I do not believe that there is a nice way to characterize $\Xi$. Furthermore, I do not see any reason to separate sets with least upper bounds or greatest lower bounds from the underlying partial ordering. In this answer, I will give cases of where the partial ordering $\leq$ is completely determined by $\mathcal{A}$ and $\mathcal{B}$. In particular, since $\mathcal{A}$ and $\mathcal{B}$ sometimes completely determine the partial order $X$, we do not obtain a simpler structure when we observe the sets $\mathcal{A}$ and $\mathcal{B}$ as opposed to the partial ordering $\leq$.

Suppose that $X$ is a poset. Let $\preceq^{\circ}$ be the ordering on $X$ where $x\preceq^{\circ}y$ if and only if $A\cup\{x\}\in\mathcal{A}$ implies $A\cup\{y\}\in\mathcal{A}$. Notice how $\preceq^{\circ}$ only depends on $\mathcal{A}$ and not the partial ordering. It is clear that $\preceq^{\circ}$ is a preordering on $X$. Furthermore, if $X$ is a join-semilattice, then $x\preceq^{\circ}y$ whenever $x\leq y$.
Define $\preceq$ to be the relation where $x\preceq y$ if and only if $x\preceq^{\circ}y$ and $x\preceq_{\circ}y$. If $X$ is a lattice, then $x\preceq y$ whenever $x\leq y$. In fact, as the following proposition shows, there are some lattices such that $x\preceq y$ if and only if $x\leq y$.

$\mathbf{Proposition}$. Suppose $X$ is a Heyting algebra such that if $x<y$, then there is some non-empty set $R\subseteq\{z\in X|x\leq z\leq y\}$ that does not have a least upper bound.

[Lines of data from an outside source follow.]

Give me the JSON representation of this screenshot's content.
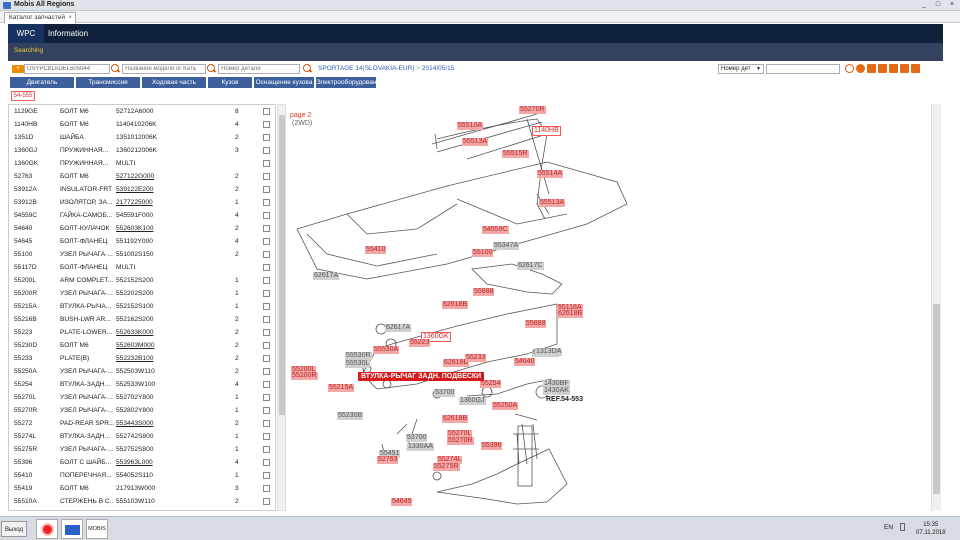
{
  "window": {
    "title": "Mobis All Regions",
    "min": "_",
    "max": "□",
    "close": "×"
  },
  "tab": {
    "label": "Каталог запчастей",
    "close": "×"
  },
  "nav": {
    "wpc": "WPC",
    "info": "Information"
  },
  "sub": {
    "searching": "Searching"
  },
  "search": {
    "add": "+",
    "vin": "USYPC81ADEL505044",
    "model_ph": "Название модели ог Ката",
    "part_ph": "Номер детали",
    "breadcrumb_model": "SPORTAGE 14(SLOVAKIA-EUR)",
    "breadcrumb_sep": " > ",
    "breadcrumb_date": "2014/05/15",
    "select": "Номер дет",
    "select_arrow": "▼"
  },
  "categories": [
    "Двигатель",
    "Трансмиссия",
    "Ходовая часть",
    "Кузов",
    "Оснащение кузова",
    "Электрооборудован"
  ],
  "group_tag": "54-555",
  "parts": [
    {
      "code": "1129GE",
      "name": "БОЛТ M6",
      "pn": "52712A6000",
      "qty": "8",
      "u": false
    },
    {
      "code": "1140HB",
      "name": "БОЛТ M6",
      "pn": "1140410206K",
      "qty": "4",
      "u": false
    },
    {
      "code": "1351D",
      "name": "ШАЙБА",
      "pn": "1351012006K",
      "qty": "2",
      "u": false
    },
    {
      "code": "1360GJ",
      "name": "ПРУЖИННАЯ...",
      "pn": "1360212006K",
      "qty": "3",
      "u": false
    },
    {
      "code": "1360GK",
      "name": "ПРУЖИННАЯ...",
      "pn": "MULTI",
      "qty": "",
      "u": false
    },
    {
      "code": "52763",
      "name": "БОЛТ M6",
      "pn": "527122G000",
      "qty": "2",
      "u": true
    },
    {
      "code": "53912A",
      "name": "INSULATOR-FRT",
      "pn": "539122E200",
      "qty": "2",
      "u": true
    },
    {
      "code": "53912B",
      "name": "ИЗОЛЯТОР, ЗА...",
      "pn": "2177225000",
      "qty": "1",
      "u": true
    },
    {
      "code": "54559C",
      "name": "ГАЙКА-САМОБ...",
      "pn": "545591F000",
      "qty": "4",
      "u": false
    },
    {
      "code": "54640",
      "name": "БОЛТ-КУЛАЧОК",
      "pn": "552603K100",
      "qty": "2",
      "u": true
    },
    {
      "code": "54645",
      "name": "БОЛТ-ФЛАНЕЦ",
      "pn": "551192Y000",
      "qty": "4",
      "u": false
    },
    {
      "code": "55100",
      "name": "УЗЕЛ РЫЧАГА-...",
      "pn": "551002S150",
      "qty": "2",
      "u": false
    },
    {
      "code": "55117D",
      "name": "БОЛТ-ФЛАНЕЦ",
      "pn": "MULTI",
      "qty": "",
      "u": false
    },
    {
      "code": "55200L",
      "name": "ARM COMPLET...",
      "pn": "552152S200",
      "qty": "1",
      "u": false
    },
    {
      "code": "55200R",
      "name": "УЗЕЛ РЫЧАГА-...",
      "pn": "552202S200",
      "qty": "1",
      "u": false
    },
    {
      "code": "55215A",
      "name": "ВТУЛКА-РЫЧА...",
      "pn": "552152S100",
      "qty": "1",
      "u": false
    },
    {
      "code": "55216B",
      "name": "BUSH-LWR AR...",
      "pn": "552162S200",
      "qty": "2",
      "u": false
    },
    {
      "code": "55223",
      "name": "PLATE-LOWER...",
      "pn": "552633K000",
      "qty": "2",
      "u": true
    },
    {
      "code": "55230D",
      "name": "БОЛТ M6",
      "pn": "552603M000",
      "qty": "2",
      "u": true
    },
    {
      "code": "55233",
      "name": "PLATE(B)",
      "pn": "552232B100",
      "qty": "2",
      "u": true
    },
    {
      "code": "55250A",
      "name": "УЗЕЛ РЫЧАГА-...",
      "pn": "552503W110",
      "qty": "2",
      "u": false
    },
    {
      "code": "55254",
      "name": "ВТУЛКА-ЗАДН...",
      "pn": "552533W100",
      "qty": "4",
      "u": false
    },
    {
      "code": "55270L",
      "name": "УЗЕЛ РЫЧАГА-...",
      "pn": "552702Y800",
      "qty": "1",
      "u": false
    },
    {
      "code": "55270R",
      "name": "УЗЕЛ РЫЧАГА-...",
      "pn": "552802Y800",
      "qty": "1",
      "u": false
    },
    {
      "code": "55272",
      "name": "PAD-REAR SPR...",
      "pn": "553443S000",
      "qty": "2",
      "u": true
    },
    {
      "code": "55274L",
      "name": "ВТУЛКА-ЗАДН...",
      "pn": "552742S800",
      "qty": "1",
      "u": false
    },
    {
      "code": "55275R",
      "name": "УЗЕЛ РЫЧАГА-...",
      "pn": "552752S800",
      "qty": "1",
      "u": false
    },
    {
      "code": "55396",
      "name": "БОЛТ С ШАЙБ...",
      "pn": "553963L000",
      "qty": "4",
      "u": true
    },
    {
      "code": "55410",
      "name": "ПОПЕРЕЧНАЯ...",
      "pn": "554052S110",
      "qty": "1",
      "u": false
    },
    {
      "code": "55419",
      "name": "БОЛТ M6",
      "pn": "217913W000",
      "qty": "3",
      "u": false
    },
    {
      "code": "55510A",
      "name": "СТЕРЖЕНЬ В С...",
      "pn": "555103W110",
      "qty": "2",
      "u": false
    }
  ],
  "diagram": {
    "page": "page 2",
    "sub": "(2WD)",
    "tip": "ВТУЛКА-РЫЧАГ ЗАДН. ПОДВЕСКИ",
    "ref": "REF.54-553",
    "labels": [
      {
        "t": "55270R",
        "c": "r"
      },
      {
        "t": "55510A",
        "c": "r"
      },
      {
        "t": "1140HB",
        "c": "ro"
      },
      {
        "t": "55513A",
        "c": "r"
      },
      {
        "t": "55515R",
        "c": "r"
      },
      {
        "t": "55514A",
        "c": "r"
      },
      {
        "t": "55513A",
        "c": "r"
      },
      {
        "t": "54559C",
        "c": "r"
      },
      {
        "t": "55347A",
        "c": "g"
      },
      {
        "t": "55100",
        "c": "r"
      },
      {
        "t": "62617C",
        "c": "g"
      },
      {
        "t": "55410",
        "c": "r"
      },
      {
        "t": "62617A",
        "c": "g"
      },
      {
        "t": "55888",
        "c": "r"
      },
      {
        "t": "62618B",
        "c": "r"
      },
      {
        "t": "55118A",
        "c": "r"
      },
      {
        "t": "62618B",
        "c": "r"
      },
      {
        "t": "55888",
        "c": "r"
      },
      {
        "t": "62617A",
        "c": "g"
      },
      {
        "t": "1360GK",
        "c": "ro"
      },
      {
        "t": "55530A",
        "c": "r"
      },
      {
        "t": "55223",
        "c": "r"
      },
      {
        "t": "55530R",
        "c": "g"
      },
      {
        "t": "55530L",
        "c": "g"
      },
      {
        "t": "62617C",
        "c": "g"
      },
      {
        "t": "1313DA",
        "c": "g"
      },
      {
        "t": "55200L",
        "c": "r"
      },
      {
        "t": "55200R",
        "c": "r"
      },
      {
        "t": "62618B",
        "c": "r"
      },
      {
        "t": "55233",
        "c": "r"
      },
      {
        "t": "54640",
        "c": "r"
      },
      {
        "t": "55215A",
        "c": "r"
      },
      {
        "t": "55254",
        "c": "r"
      },
      {
        "t": "1430BF",
        "c": "g"
      },
      {
        "t": "1430AK",
        "c": "g"
      },
      {
        "t": "53700",
        "c": "g"
      },
      {
        "t": "1360GJ",
        "c": "g"
      },
      {
        "t": "55230B",
        "c": "g"
      },
      {
        "t": "55250A",
        "c": "r"
      },
      {
        "t": "62618B",
        "c": "r"
      },
      {
        "t": "53700",
        "c": "g"
      },
      {
        "t": "55270L",
        "c": "r"
      },
      {
        "t": "55270R",
        "c": "r"
      },
      {
        "t": "1330AA",
        "c": "g"
      },
      {
        "t": "55396",
        "c": "r"
      },
      {
        "t": "55451",
        "c": "g"
      },
      {
        "t": "52763",
        "c": "r"
      },
      {
        "t": "55274L",
        "c": "r"
      },
      {
        "t": "55275R",
        "c": "r"
      },
      {
        "t": "54645",
        "c": "r"
      }
    ]
  },
  "taskbar": {
    "exit": "Выход",
    "lang": "EN",
    "time": "15:35",
    "date": "07.11.2018",
    "app3": "MOBIS"
  }
}
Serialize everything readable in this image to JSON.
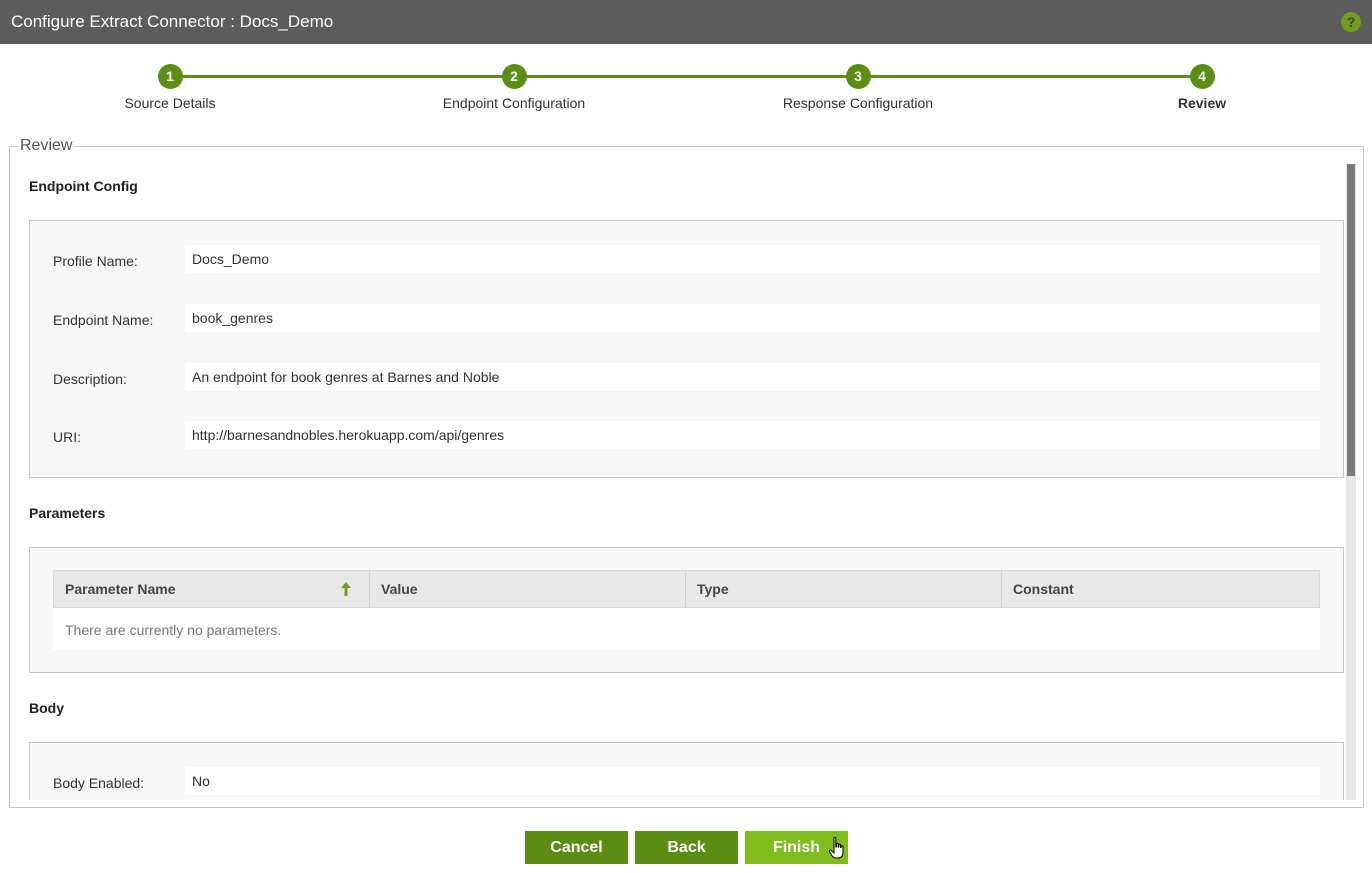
{
  "window": {
    "title": "Configure Extract Connector : Docs_Demo",
    "help_icon": "?"
  },
  "steps": [
    {
      "number": "1",
      "label": "Source Details"
    },
    {
      "number": "2",
      "label": "Endpoint Configuration"
    },
    {
      "number": "3",
      "label": "Response Configuration"
    },
    {
      "number": "4",
      "label": "Review",
      "active": true
    }
  ],
  "review": {
    "legend": "Review",
    "endpoint_config": {
      "title": "Endpoint Config",
      "fields": [
        {
          "label": "Profile Name:",
          "value": "Docs_Demo"
        },
        {
          "label": "Endpoint Name:",
          "value": "book_genres"
        },
        {
          "label": "Description:",
          "value": "An endpoint for book genres at Barnes and Noble"
        },
        {
          "label": "URI:",
          "value": "http://barnesandnobles.herokuapp.com/api/genres"
        }
      ]
    },
    "parameters": {
      "title": "Parameters",
      "columns": [
        "Parameter Name",
        "Value",
        "Type",
        "Constant"
      ],
      "empty_message": "There are currently no parameters."
    },
    "body": {
      "title": "Body",
      "fields": [
        {
          "label": "Body Enabled:",
          "value": "No"
        }
      ]
    }
  },
  "buttons": {
    "cancel": "Cancel",
    "back": "Back",
    "finish": "Finish"
  },
  "colors": {
    "accent": "#5b8c14",
    "accent_light": "#7fbc1c",
    "titlebar": "#5c5c5c"
  }
}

Then $x\leq y$ if and only if $x\preceq^{\circ}y$.

$\mathbf{Proof}$. We only need to show that if $x\not\leq y$, then $\neg(x\preceq^{\circ}y)$. To prove this result, we will need a simple fact about Heyting algebras. In a Heyting algebra, if $\bigvee R$ exists and $a\in X$, then
$\bigvee_{r\in R}(a\wedge r)$ exists and $a\wedge\bigvee R=\bigvee_{r\in R}(a\wedge r)$. Suppose that $x\not\leq y$. Then $y\wedge x<x$, so there is some non-empty set $R\subseteq\{z\in X|y\wedge x\leq z\leq x\}$ with no least upper bound. Then $\bigvee(R\cup\{x\})=x$, so $R\cup\{x\}\in\mathcal{A}$. However, $R\cup\{y\}\not\in\mathcal{A}$. Otherwise, if $R\cup\{y\}\in\mathcal{A}$, then $\bigvee_{a\in R\cup\{y\}}(a\wedge x)$ exists. However, it is clear that if $\bigvee_{a\in R\cup\{y\}}(a\wedge x)$ exists, then
$\bigvee_{a\in R}(a\wedge x)=\bigvee R$ exists, a contradiction. Therefore we conclude that $\neg(x\preceq^{\circ}y)$.